_EXCERPTED RECORDS:_
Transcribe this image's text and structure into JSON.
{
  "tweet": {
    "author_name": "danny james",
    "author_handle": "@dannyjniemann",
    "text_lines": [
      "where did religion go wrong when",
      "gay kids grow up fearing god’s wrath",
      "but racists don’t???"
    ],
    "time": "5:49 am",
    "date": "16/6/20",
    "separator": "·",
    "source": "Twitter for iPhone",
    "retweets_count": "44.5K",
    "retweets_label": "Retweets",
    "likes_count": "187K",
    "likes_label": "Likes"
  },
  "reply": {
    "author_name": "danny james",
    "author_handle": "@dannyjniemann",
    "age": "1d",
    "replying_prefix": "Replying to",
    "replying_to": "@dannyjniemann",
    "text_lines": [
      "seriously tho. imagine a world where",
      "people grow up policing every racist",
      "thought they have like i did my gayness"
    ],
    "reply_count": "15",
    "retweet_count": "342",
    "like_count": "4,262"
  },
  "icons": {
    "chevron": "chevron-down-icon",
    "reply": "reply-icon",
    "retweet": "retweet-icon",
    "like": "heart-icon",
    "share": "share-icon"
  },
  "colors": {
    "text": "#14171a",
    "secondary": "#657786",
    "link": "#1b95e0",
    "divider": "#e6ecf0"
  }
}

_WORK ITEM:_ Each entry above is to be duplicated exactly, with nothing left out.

_THE COMPLETED TASK:_
Transcribe this image's text and structure into JSON.
{
  "tweet": {
    "author_name": "danny james",
    "author_handle": "@dannyjniemann",
    "text_lines": [
      "where did religion go wrong when",
      "gay kids grow up fearing god’s wrath",
      "but racists don’t???"
    ],
    "time": "5:49 am",
    "date": "16/6/20",
    "separator": "·",
    "source": "Twitter for iPhone",
    "retweets_count": "44.5K",
    "retweets_label": "Retweets",
    "likes_count": "187K",
    "likes_label": "Likes"
  },
  "reply": {
    "author_name": "danny james",
    "author_handle": "@dannyjniemann",
    "age": "1d",
    "replying_prefix": "Replying to",
    "replying_to": "@dannyjniemann",
    "text_lines": [
      "seriously tho. imagine a world where",
      "people grow up policing every racist",
      "thought they have like i did my gayness"
    ],
    "reply_count": "15",
    "retweet_count": "342",
    "like_count": "4,262"
  },
  "icons": {
    "chevron": "chevron-down-icon",
    "reply": "reply-icon",
    "retweet": "retweet-icon",
    "like": "heart-icon",
    "share": "share-icon"
  },
  "colors": {
    "text": "#14171a",
    "secondary": "#657786",
    "link": "#1b95e0",
    "divider": "#e6ecf0"
  }
}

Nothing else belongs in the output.